Straightforward biography of the Southern rock band.
Though staples such as “Sweet Home Alabama” and “Free Bird” have kept Lynyrd Skynyrd’s brand alive through recordings and reunion tours for almost three decades, Ribowsky (The Last Cowboy: A Life of Tom Landry, 2013, etc.) makes a convincing case that the band died with the plane crash that took frontman Ronnie Van Zant and other passengers. However, the author overstates most of what he claims for Van Zant and the hard-drinking, rabble-rousing band, who “unwittingly but inexorably…found a place among the artistic giants of the American South, their thematic content deceptively simple but as soul deep as any Faulkner novel or Tennessee Williams play.” Of Southern rock in general, Ribowsky asserts that the “songwriters had become the modern southern literati, and in their pens lay the definitions of a new reconstruction of the South and southern manhood.” Perhaps such writing is an attempt to compensate for lack of access and primary sources, as most of the quotes are from other books and articles, while those few who agreed to talk to the author—former manager Alan Walden, booking agent Alex Hodges and guitarist Ed King—come across much better than the many who didn’t (Van Zant’s widow, the remaining, surviving band members, original producer Al Kooper). Ultimately, it’s surprising that the band lasted as long as it did, even before the tragic crash, for the musicians seemed bent on destruction, fighting and drinking and drugging beyond any bounds of self-restraint. Praised for the sensitivity of his songwriting, Van Zant would throw punches without provocation (beating at least one woman in these pages) and once tried to toss a roadie from a plane—at 30,000 feet.

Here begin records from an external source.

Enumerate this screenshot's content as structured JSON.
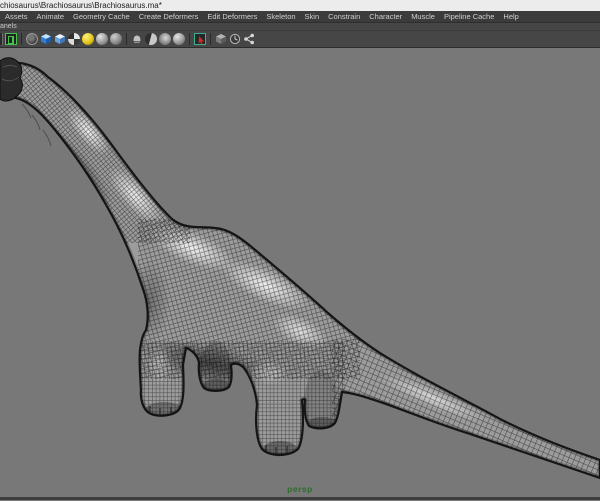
{
  "window": {
    "title": "chiosaurus\\Brachiosaurus\\Brachiosaurus.ma*"
  },
  "menu_bar": {
    "items": [
      "Assets",
      "Animate",
      "Geometry Cache",
      "Create Deformers",
      "Edit Deformers",
      "Skeleton",
      "Skin",
      "Constrain",
      "Character",
      "Muscle",
      "Pipeline Cache",
      "Help"
    ]
  },
  "panel_menu": {
    "visible_label": "anels"
  },
  "panel_toolbar": {
    "icons": [
      "panel-layout-icon",
      "wireframe-sphere-icon",
      "shaded-cube-icon",
      "textured-cube-icon",
      "checker-sphere-icon",
      "all-lights-icon",
      "flat-light-sphere-icon",
      "no-lights-sphere-icon",
      "shadows-lamp-icon",
      "ao-sphere-icon",
      "half-shade-sphere-icon",
      "multisample-sphere-icon",
      "isolate-select-icon",
      "xray-cube-icon",
      "exposure-clock-icon",
      "node-share-icon"
    ]
  },
  "viewport": {
    "camera_label": "persp",
    "model": "brachiosaurus-wireframe-mesh"
  },
  "colors": {
    "titlebar_bg": "#ececec",
    "menu_bg": "#3b3b3b",
    "toolbar_bg": "#464646",
    "viewport_bg": "#787878",
    "accent_green": "#49c24f",
    "persp_label_green": "#2a6e2a",
    "mesh_base_gray": "#9c9c9c"
  }
}
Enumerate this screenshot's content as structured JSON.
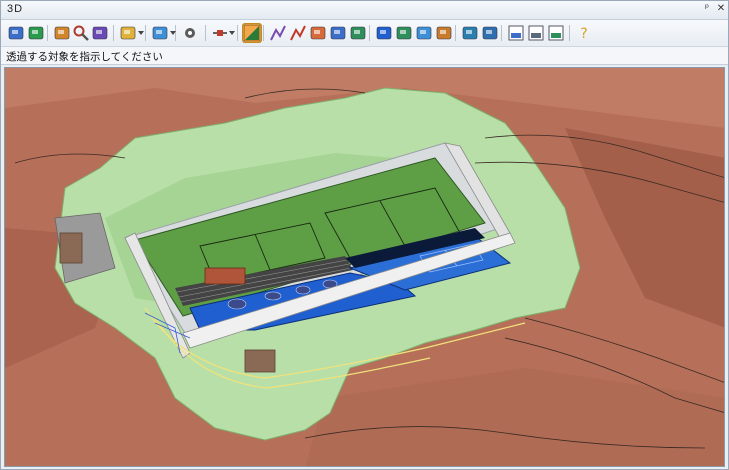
{
  "window": {
    "title": "3D",
    "pin_icon": "pin-icon",
    "close_icon": "close-icon"
  },
  "toolbar": {
    "tools": [
      {
        "name": "rotate-view-icon",
        "glyph": "rotate"
      },
      {
        "name": "globe-view-icon",
        "glyph": "globe"
      },
      {
        "name": "fit-view-icon",
        "glyph": "fit"
      },
      {
        "name": "zoom-icon",
        "glyph": "zoom"
      },
      {
        "name": "camera-view-icon",
        "glyph": "camera"
      },
      {
        "name": "light-icon",
        "glyph": "light"
      },
      {
        "name": "cube-view-icon",
        "glyph": "cube"
      },
      {
        "name": "settings-icon",
        "glyph": "settings"
      },
      {
        "name": "measure-icon",
        "glyph": "measure"
      },
      {
        "name": "surface-color-icon",
        "glyph": "surface"
      },
      {
        "name": "draw-line-icon",
        "glyph": "line"
      },
      {
        "name": "polyline-icon",
        "glyph": "polyline"
      },
      {
        "name": "terrain-icon",
        "glyph": "terrain"
      },
      {
        "name": "section-icon",
        "glyph": "section"
      },
      {
        "name": "slope-icon",
        "glyph": "slope"
      },
      {
        "name": "layer-icon",
        "glyph": "layer"
      },
      {
        "name": "tree-icon",
        "glyph": "tree"
      },
      {
        "name": "paint-icon",
        "glyph": "paint"
      },
      {
        "name": "book-icon",
        "glyph": "book"
      },
      {
        "name": "walk-icon",
        "glyph": "walk"
      },
      {
        "name": "person-icon",
        "glyph": "person"
      },
      {
        "name": "export-image-icon",
        "glyph": "export"
      },
      {
        "name": "print-icon",
        "glyph": "print"
      },
      {
        "name": "picture-icon",
        "glyph": "picture"
      },
      {
        "name": "help-icon",
        "glyph": "help"
      }
    ]
  },
  "prompt": {
    "text": "透過する対象を指示してください"
  },
  "colors": {
    "terrain": "#b8715a",
    "grass": "#a9d89a",
    "court": "#4f9a3c",
    "pool": "#1f5fd0",
    "accent": "#2b6fd6"
  }
}
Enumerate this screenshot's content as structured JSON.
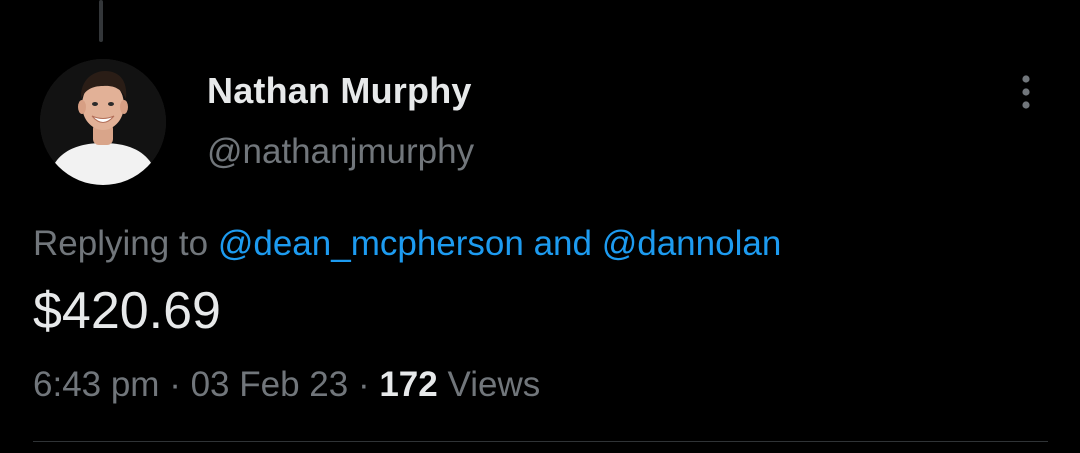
{
  "author": {
    "display_name": "Nathan Murphy",
    "handle": "@nathanjmurphy"
  },
  "reply_context": {
    "prefix": "Replying to",
    "mentions": [
      "@dean_mcpherson",
      "@dannolan"
    ],
    "joiner": "and"
  },
  "tweet": {
    "text": "$420.69"
  },
  "meta": {
    "time": "6:43 pm",
    "separator": "·",
    "date": "03 Feb 23",
    "views_count": "172",
    "views_label": "Views"
  },
  "icons": {
    "more": "more-dots-icon",
    "avatar": "profile-avatar"
  },
  "colors": {
    "background": "#000000",
    "primary_text": "#e7e9ea",
    "secondary_text": "#71767b",
    "accent": "#1d9bf0",
    "divider": "#2f3336"
  }
}
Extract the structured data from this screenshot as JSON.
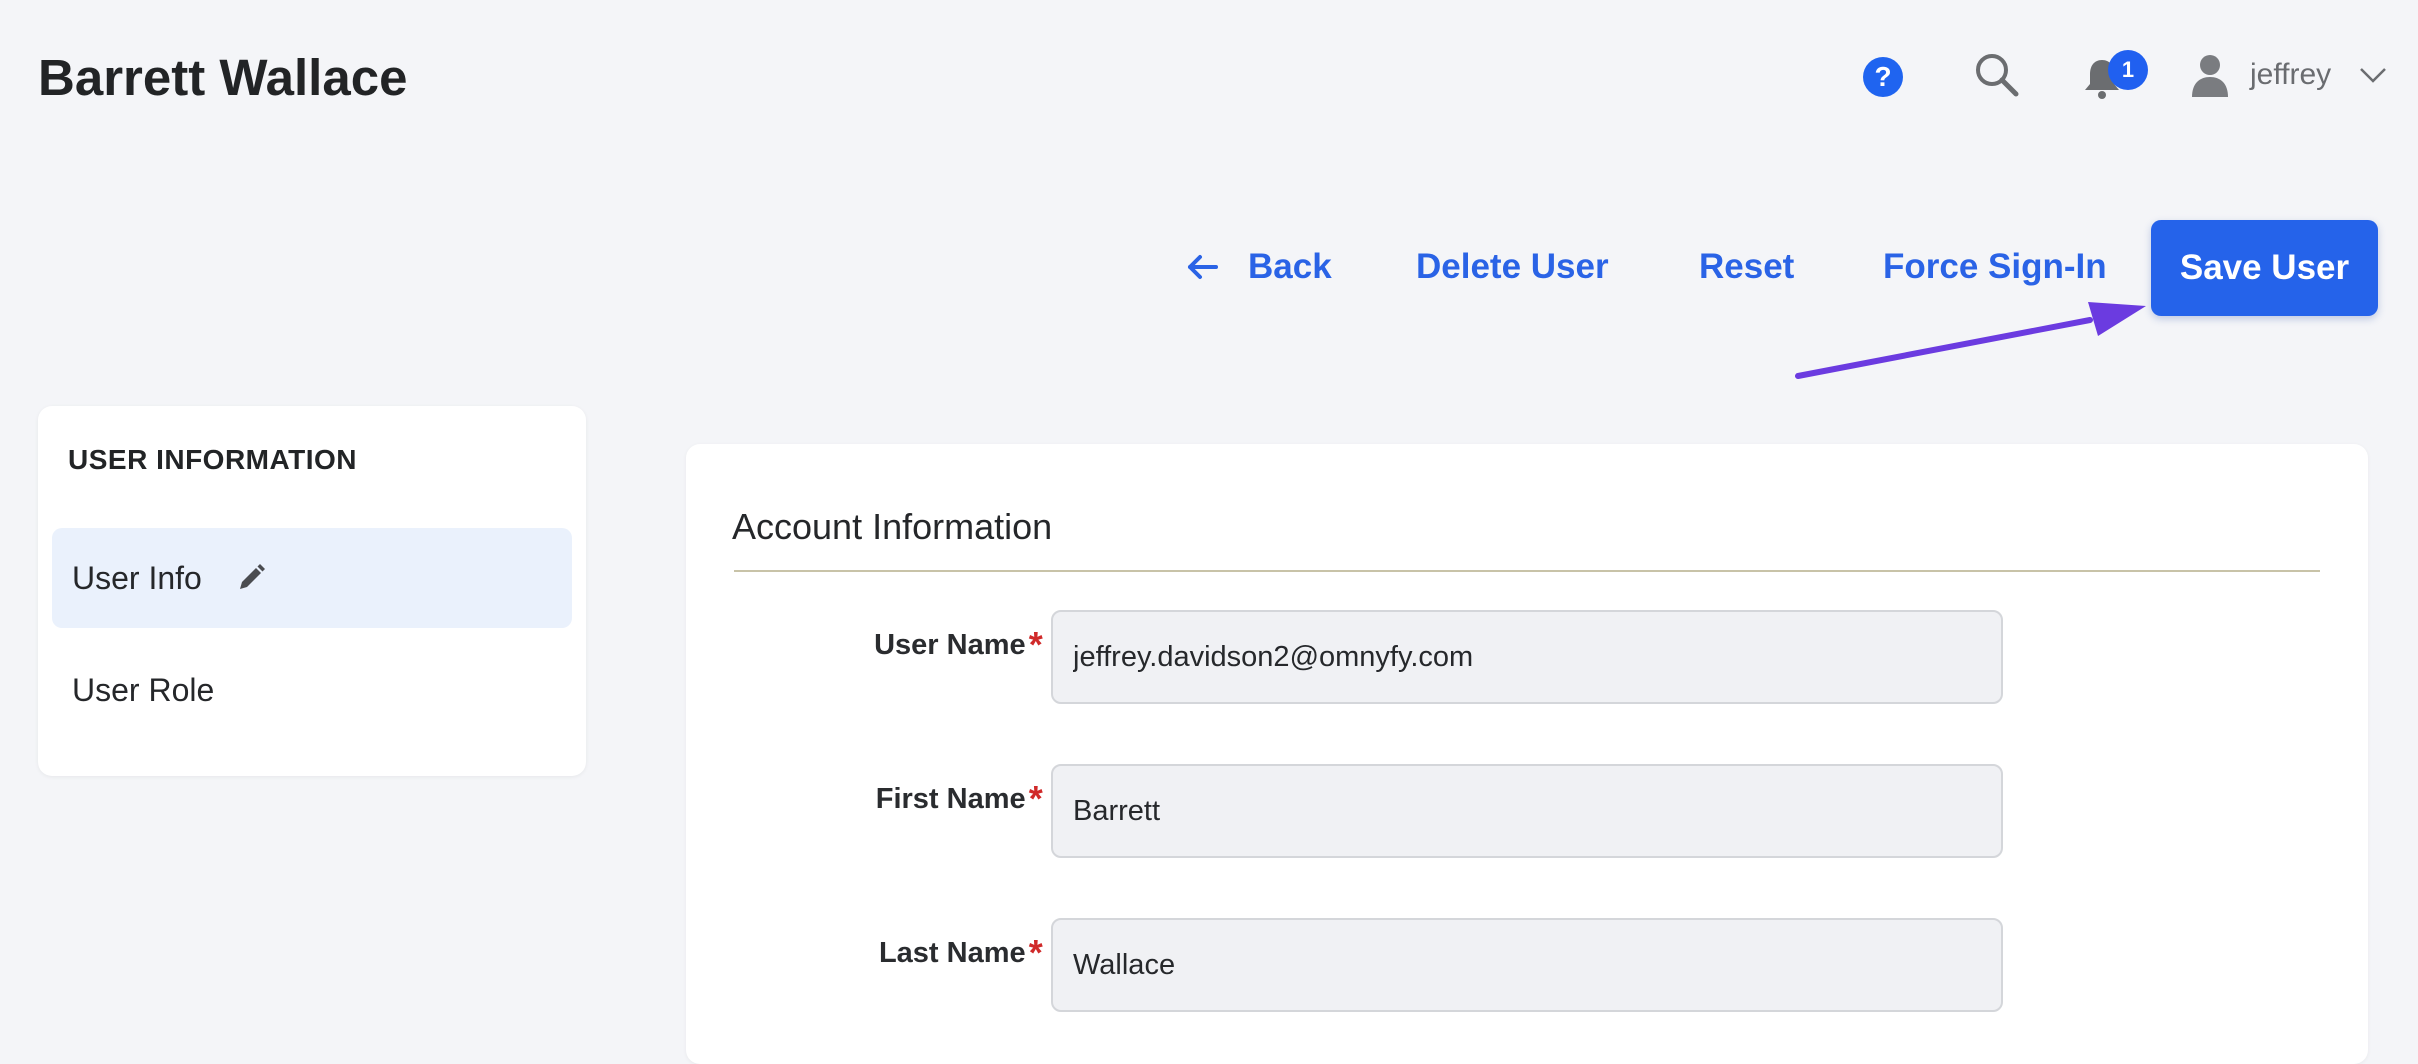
{
  "header": {
    "title": "Barrett Wallace",
    "help_icon": "question-circle-icon",
    "help_glyph": "?",
    "search_icon": "search-icon",
    "notifications": {
      "icon": "bell-icon",
      "count": "1"
    },
    "user": {
      "avatar_icon": "user-avatar-icon",
      "name": "jeffrey",
      "menu_icon": "chevron-down-icon"
    }
  },
  "actions": {
    "back_label": "Back",
    "back_icon": "arrow-left-icon",
    "delete_label": "Delete User",
    "reset_label": "Reset",
    "force_signin_label": "Force Sign-In",
    "save_label": "Save User"
  },
  "sidebar": {
    "heading": "USER INFORMATION",
    "items": [
      {
        "label": "User Info",
        "active": true,
        "icon": "pencil-icon"
      },
      {
        "label": "User Role",
        "active": false
      }
    ]
  },
  "account": {
    "section_title": "Account Information",
    "required_marker": "*",
    "fields": [
      {
        "label": "User Name",
        "value": "jeffrey.davidson2@omnyfy.com"
      },
      {
        "label": "First Name",
        "value": "Barrett"
      },
      {
        "label": "Last Name",
        "value": "Wallace"
      }
    ]
  },
  "colors": {
    "accent": "#2563ea",
    "background": "#f4f5f8",
    "required": "#d02a2a",
    "annotation_arrow": "#6b3be0"
  }
}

Serviceable but often floridly overwritten. Though Ribowsky accuses the band’s current incarnation and those who market the legacy of “mercenary profit motive,” the same charge could be leveled at the book.